● Work request: Write out exactly the lines running from the one with "Extract the structured" to the last line of the entries, keeping both the first and the last.

● Data provided:
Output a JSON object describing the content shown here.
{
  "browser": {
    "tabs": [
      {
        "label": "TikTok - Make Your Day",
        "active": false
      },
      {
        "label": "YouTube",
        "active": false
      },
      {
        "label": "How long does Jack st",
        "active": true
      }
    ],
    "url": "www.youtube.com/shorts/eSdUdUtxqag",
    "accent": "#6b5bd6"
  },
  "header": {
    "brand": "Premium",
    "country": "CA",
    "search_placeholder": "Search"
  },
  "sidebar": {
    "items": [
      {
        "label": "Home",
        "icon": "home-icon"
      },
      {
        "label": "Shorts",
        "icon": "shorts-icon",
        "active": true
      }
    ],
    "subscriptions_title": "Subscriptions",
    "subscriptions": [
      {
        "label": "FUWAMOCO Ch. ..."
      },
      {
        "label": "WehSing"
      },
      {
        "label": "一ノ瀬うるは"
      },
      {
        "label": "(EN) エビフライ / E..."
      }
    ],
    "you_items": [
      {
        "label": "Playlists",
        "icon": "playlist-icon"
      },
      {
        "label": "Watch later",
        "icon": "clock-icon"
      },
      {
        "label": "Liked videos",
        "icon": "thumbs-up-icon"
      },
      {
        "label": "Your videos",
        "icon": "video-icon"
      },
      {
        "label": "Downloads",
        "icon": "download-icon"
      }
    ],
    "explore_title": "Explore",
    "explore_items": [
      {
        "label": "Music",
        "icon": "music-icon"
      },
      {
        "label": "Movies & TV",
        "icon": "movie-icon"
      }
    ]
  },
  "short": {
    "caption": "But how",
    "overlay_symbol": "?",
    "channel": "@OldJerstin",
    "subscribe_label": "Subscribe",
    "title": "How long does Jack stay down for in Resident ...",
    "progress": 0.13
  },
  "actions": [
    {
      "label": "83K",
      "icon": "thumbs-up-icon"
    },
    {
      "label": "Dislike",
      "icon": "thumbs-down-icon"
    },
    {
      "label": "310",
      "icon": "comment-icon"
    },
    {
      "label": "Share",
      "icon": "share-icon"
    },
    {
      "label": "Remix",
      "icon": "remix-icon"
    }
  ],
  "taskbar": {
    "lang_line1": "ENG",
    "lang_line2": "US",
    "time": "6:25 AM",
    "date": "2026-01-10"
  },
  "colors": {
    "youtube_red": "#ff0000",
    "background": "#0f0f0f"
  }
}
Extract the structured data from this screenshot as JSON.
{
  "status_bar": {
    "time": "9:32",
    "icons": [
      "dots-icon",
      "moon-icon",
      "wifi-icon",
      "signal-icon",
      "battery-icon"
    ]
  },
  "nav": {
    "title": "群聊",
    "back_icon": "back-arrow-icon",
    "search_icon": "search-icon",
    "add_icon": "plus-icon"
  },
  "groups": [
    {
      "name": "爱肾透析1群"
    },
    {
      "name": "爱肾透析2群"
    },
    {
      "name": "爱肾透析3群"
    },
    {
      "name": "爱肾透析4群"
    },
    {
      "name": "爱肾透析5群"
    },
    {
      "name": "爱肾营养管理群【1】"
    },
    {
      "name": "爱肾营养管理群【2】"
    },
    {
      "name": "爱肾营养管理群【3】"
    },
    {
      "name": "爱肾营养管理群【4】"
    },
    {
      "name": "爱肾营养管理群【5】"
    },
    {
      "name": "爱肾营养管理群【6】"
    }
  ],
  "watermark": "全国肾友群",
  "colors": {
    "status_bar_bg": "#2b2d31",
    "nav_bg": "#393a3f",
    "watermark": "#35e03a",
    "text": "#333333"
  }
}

● Exercise solution:
Extract the structured data from this screenshot as JSON.
{
  "status_bar": {
    "time": "9:32",
    "icons": [
      "dots-icon",
      "moon-icon",
      "wifi-icon",
      "signal-icon",
      "battery-icon"
    ]
  },
  "nav": {
    "title": "群聊",
    "back_icon": "back-arrow-icon",
    "search_icon": "search-icon",
    "add_icon": "plus-icon"
  },
  "groups": [
    {
      "name": "爱肾透析1群"
    },
    {
      "name": "爱肾透析2群"
    },
    {
      "name": "爱肾透析3群"
    },
    {
      "name": "爱肾透析4群"
    },
    {
      "name": "爱肾透析5群"
    },
    {
      "name": "爱肾营养管理群【1】"
    },
    {
      "name": "爱肾营养管理群【2】"
    },
    {
      "name": "爱肾营养管理群【3】"
    },
    {
      "name": "爱肾营养管理群【4】"
    },
    {
      "name": "爱肾营养管理群【5】"
    },
    {
      "name": "爱肾营养管理群【6】"
    }
  ],
  "watermark": "全国肾友群",
  "colors": {
    "status_bar_bg": "#2b2d31",
    "nav_bg": "#393a3f",
    "watermark": "#35e03a",
    "text": "#333333"
  }
}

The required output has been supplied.